• RECORD SET
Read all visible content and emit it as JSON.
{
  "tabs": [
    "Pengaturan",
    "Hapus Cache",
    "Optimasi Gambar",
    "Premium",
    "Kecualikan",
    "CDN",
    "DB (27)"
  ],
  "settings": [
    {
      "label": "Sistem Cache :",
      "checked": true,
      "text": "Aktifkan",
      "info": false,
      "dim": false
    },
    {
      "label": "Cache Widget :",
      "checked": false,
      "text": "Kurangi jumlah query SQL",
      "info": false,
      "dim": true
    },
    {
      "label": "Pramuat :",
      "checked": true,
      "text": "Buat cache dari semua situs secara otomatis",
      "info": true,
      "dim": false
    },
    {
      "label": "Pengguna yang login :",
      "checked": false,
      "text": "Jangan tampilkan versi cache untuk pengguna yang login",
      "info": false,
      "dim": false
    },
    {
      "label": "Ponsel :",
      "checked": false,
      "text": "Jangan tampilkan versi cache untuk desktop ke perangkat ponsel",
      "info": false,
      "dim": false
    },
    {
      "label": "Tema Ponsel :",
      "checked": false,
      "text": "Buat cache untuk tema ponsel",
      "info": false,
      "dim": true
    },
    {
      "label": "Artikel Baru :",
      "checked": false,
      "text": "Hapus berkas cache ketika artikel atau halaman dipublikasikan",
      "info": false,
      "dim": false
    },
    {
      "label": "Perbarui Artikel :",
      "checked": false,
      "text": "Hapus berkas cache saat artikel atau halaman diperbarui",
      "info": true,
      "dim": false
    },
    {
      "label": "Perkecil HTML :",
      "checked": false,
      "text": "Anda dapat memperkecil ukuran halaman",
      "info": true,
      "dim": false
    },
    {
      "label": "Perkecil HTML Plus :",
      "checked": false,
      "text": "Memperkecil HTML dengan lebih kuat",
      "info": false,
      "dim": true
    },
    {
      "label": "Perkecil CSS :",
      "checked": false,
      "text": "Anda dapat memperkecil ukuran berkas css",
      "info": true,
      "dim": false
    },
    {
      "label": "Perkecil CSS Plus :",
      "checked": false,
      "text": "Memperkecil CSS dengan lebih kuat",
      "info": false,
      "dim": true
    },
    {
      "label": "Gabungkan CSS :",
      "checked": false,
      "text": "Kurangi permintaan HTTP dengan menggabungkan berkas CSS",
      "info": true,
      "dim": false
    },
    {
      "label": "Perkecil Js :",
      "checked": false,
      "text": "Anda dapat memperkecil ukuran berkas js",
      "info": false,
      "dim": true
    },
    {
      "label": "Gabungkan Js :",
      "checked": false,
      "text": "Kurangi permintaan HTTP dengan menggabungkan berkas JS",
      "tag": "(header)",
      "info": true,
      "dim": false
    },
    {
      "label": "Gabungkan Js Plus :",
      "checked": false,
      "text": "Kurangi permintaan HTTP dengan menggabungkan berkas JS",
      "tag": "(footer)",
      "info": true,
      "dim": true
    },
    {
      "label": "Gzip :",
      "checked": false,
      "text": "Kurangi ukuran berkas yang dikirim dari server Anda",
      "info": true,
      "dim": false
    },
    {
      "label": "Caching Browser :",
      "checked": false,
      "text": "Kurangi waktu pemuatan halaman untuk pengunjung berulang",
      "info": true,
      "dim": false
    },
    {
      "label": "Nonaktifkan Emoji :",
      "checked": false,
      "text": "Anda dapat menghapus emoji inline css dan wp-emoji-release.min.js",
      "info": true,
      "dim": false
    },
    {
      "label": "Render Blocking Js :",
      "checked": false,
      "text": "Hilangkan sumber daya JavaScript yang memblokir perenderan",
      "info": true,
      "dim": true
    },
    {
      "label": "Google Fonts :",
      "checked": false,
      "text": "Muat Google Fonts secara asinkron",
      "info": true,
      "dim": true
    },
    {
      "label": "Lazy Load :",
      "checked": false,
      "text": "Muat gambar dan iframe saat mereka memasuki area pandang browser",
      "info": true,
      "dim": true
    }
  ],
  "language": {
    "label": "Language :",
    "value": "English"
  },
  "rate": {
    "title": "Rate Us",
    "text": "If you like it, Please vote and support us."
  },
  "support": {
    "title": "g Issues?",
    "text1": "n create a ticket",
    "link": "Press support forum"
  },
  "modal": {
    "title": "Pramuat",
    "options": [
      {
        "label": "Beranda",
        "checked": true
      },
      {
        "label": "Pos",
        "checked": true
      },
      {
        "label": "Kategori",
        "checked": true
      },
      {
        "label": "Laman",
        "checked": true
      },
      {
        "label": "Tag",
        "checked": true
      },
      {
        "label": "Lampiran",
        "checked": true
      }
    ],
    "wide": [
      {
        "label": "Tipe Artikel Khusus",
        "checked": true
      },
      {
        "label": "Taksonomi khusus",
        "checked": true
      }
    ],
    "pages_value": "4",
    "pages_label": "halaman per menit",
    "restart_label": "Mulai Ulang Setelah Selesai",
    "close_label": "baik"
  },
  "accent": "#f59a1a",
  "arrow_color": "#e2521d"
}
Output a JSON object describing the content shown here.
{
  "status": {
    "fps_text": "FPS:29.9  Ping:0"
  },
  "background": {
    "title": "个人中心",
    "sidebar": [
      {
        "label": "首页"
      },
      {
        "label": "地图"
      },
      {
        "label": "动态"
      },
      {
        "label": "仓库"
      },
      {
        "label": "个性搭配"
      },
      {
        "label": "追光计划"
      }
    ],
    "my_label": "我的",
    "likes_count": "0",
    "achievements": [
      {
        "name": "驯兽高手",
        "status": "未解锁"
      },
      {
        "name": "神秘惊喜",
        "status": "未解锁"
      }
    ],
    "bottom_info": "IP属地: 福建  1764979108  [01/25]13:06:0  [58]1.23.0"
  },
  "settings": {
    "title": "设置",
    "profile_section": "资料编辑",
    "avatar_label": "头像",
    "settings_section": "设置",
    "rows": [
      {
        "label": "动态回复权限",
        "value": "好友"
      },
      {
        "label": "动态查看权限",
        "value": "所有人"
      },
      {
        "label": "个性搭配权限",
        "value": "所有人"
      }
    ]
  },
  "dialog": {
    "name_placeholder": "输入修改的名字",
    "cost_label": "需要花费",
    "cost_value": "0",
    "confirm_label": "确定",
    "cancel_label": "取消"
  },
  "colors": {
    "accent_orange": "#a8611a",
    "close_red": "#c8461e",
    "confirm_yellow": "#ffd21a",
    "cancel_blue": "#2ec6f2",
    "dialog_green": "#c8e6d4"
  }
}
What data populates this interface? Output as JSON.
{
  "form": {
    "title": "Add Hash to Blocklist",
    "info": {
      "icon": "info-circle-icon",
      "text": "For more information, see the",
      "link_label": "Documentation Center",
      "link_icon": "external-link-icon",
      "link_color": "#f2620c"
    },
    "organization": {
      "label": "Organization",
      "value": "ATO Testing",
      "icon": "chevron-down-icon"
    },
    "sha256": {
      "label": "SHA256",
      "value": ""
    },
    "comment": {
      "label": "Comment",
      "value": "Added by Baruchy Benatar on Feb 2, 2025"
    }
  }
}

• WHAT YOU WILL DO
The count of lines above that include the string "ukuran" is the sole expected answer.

• SOLUTION FOR THIS EXERCISE
4